  • irregular heartbeats, or a light-headed feeling (like you might pass out);

  • easy bruising, unusual bleeding (nose, mouth, vagina, or rectum), purple or red pinpoint spots under your skin;

  • signs of a kidney stone - pain in your side or lower back, blood in your urine, painful or difficult urination;

  • high blood sugar - increased thirst, increased urination, hunger, dry mouth, fruity breath odor; or

  • signs of liver or pancreas problems - loss of appetite, upper stomach pain (that may spread to your back), nausea, vomiting, dark urine, jaundice (yellowing of the skin or eyes).

Norvir affects your immune system, which may cause certain side effects (even weeks or months after you've taken this medicine). Tell your doctor if you have:

  • signs of a new infection - fever, night sweats, swollen glands, cold sores, cough, wheezing, diarrhea, weight loss;

  • trouble speaking or swallowing, problems with balance or eye movement, weakness or prickly feeling; or

  • swelling in your neck or throat (enlarged thyroid), menstrual changes, impotence.

Common Norvir side effects may include:

  • nausea, vomiting, stomach pain, diarrhea;

  • numbness or tingling in your hands or feet or around your mouth;

  • feeling weak or tired;

  • rash; or

  • changes in the shape or location of body fat (especially in your arms, legs, face, neck, breasts, and waist).

This is not a complete list of side effects and others may occur. Call your doctor for medical advice about side effects. You may report side effects to FDA at 1-800-FDA-1088.

What other drugs will affect Norvir?

Sometimes it is not safe to use certain medications at the same time. Some drugs can affect your blood levels of other drugs you take, which may increase side effects or make the medications less effective.

Many drugs can interact with ritonavir, and some drugs should not be used at the same time. Tell your doctor about all other medicines you use. This includes prescription and over-the-counter medicines, vitamins, and herbal products. Not all possible interactions are listed here.

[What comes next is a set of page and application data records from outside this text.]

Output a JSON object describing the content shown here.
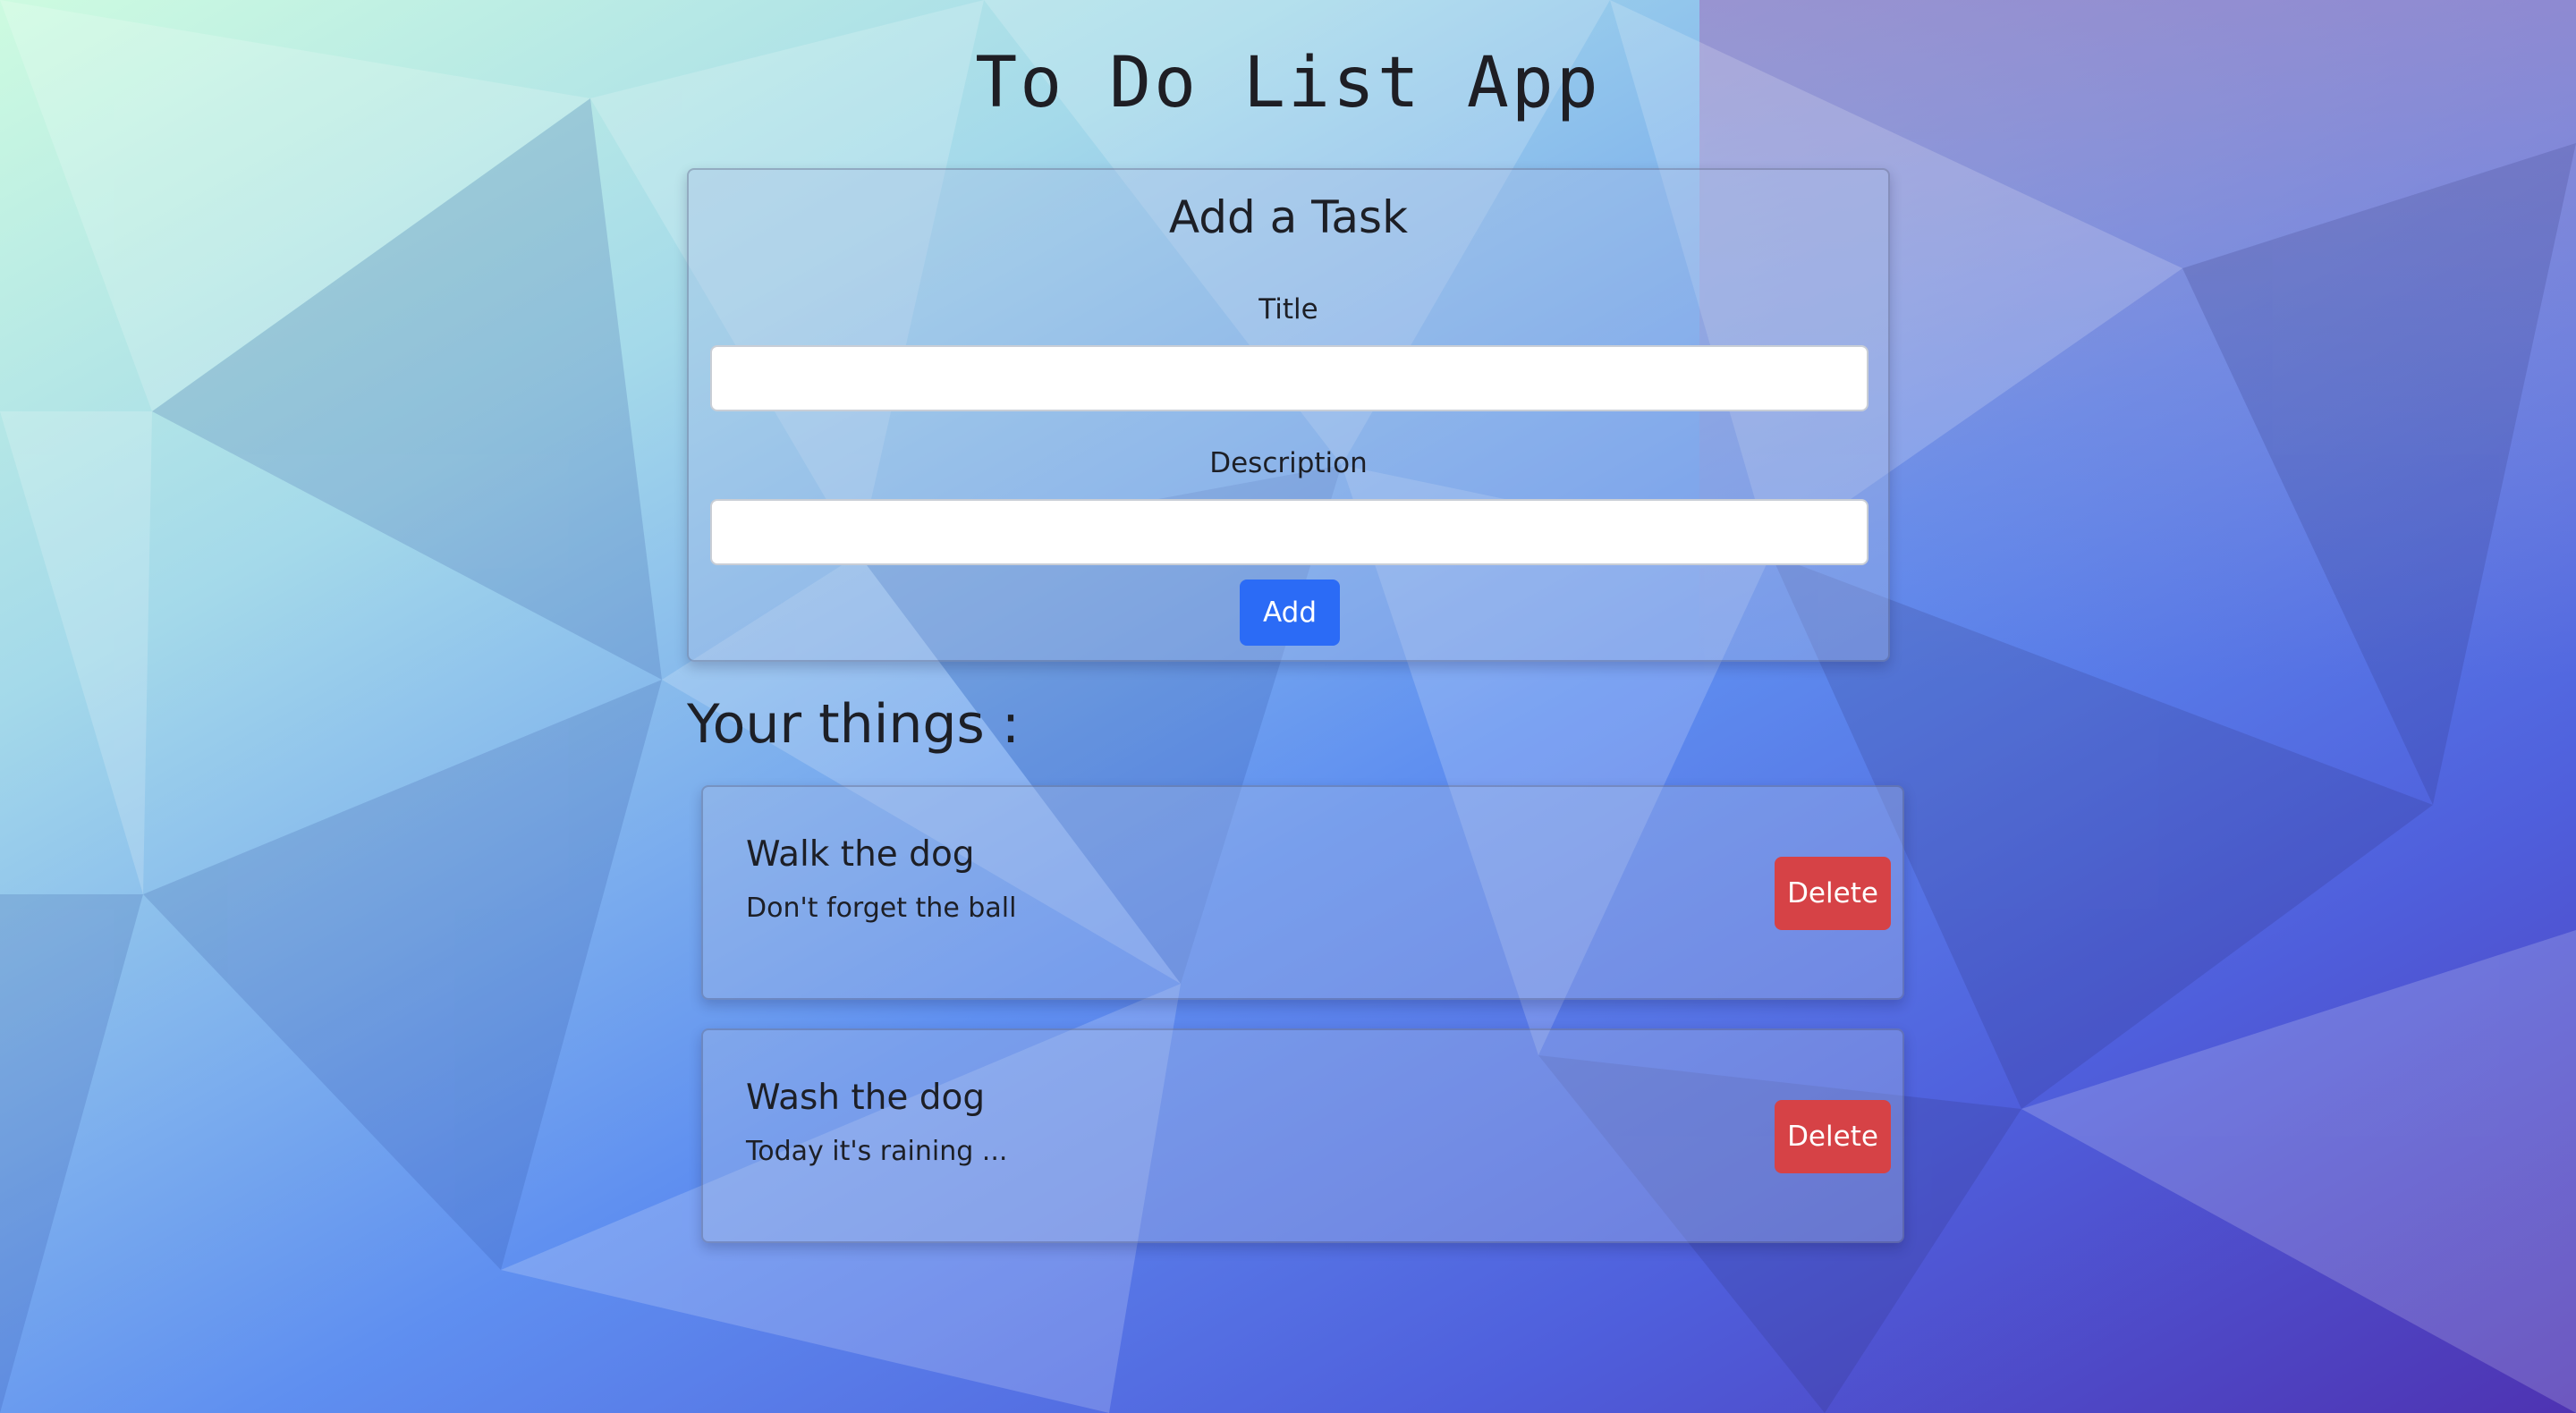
{
  "app": {
    "title": "To Do List App"
  },
  "add_task": {
    "heading": "Add a Task",
    "title_label": "Title",
    "title_value": "",
    "description_label": "Description",
    "description_value": "",
    "add_label": "Add"
  },
  "tasks_section": {
    "heading": "Your things :"
  },
  "tasks": [
    {
      "title": "Walk the dog",
      "description": "Don't forget the ball",
      "delete_label": "Delete"
    },
    {
      "title": "Wash the dog",
      "description": "Today it's raining ...",
      "delete_label": "Delete"
    }
  ],
  "colors": {
    "primary_button": "#2b6bf6",
    "danger_button": "#d64246",
    "background_top_left": "#c9f7e0",
    "background_bottom_right": "#4f37b6"
  }
}
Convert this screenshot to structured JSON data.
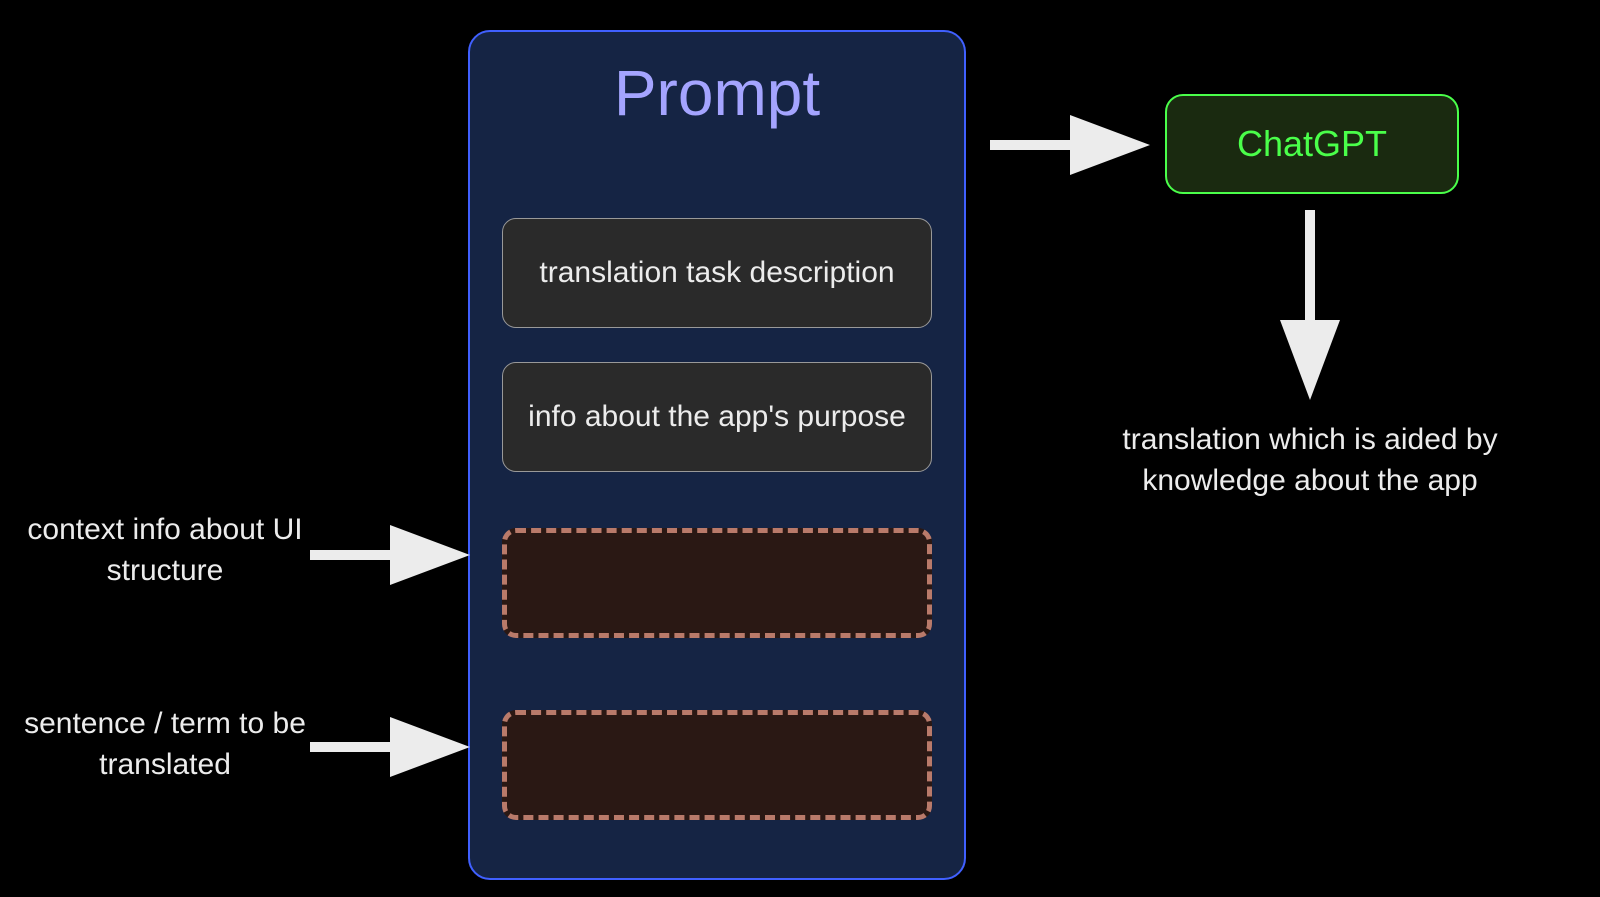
{
  "prompt": {
    "title": "Prompt",
    "subbox1": "translation task description",
    "subbox2": "info about the app's purpose"
  },
  "labels": {
    "left1": "context info about UI structure",
    "left2": "sentence / term to be translated",
    "right": "translation which is aided by knowledge about the app"
  },
  "chatgpt": {
    "label": "ChatGPT"
  },
  "colors": {
    "background": "#000000",
    "prompt_fill": "#152444",
    "prompt_border": "#4060ff",
    "prompt_title": "#a4a4ff",
    "subbox_fill": "#2a2a2a",
    "subbox_border": "#999999",
    "dash_fill": "#2a1814",
    "dash_border": "#b97a6a",
    "chatgpt_fill": "#1a2a10",
    "chatgpt_border": "#4aff4a",
    "text": "#ececec",
    "arrow": "#ececec"
  }
}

Further information

Remember, keep this and all other medicines out of the reach of children, never share your medicines with others, and use Norvir only for the indication prescribed.

Always consult your healthcare provider to ensure the information displayed on this page applies to your personal circumstances.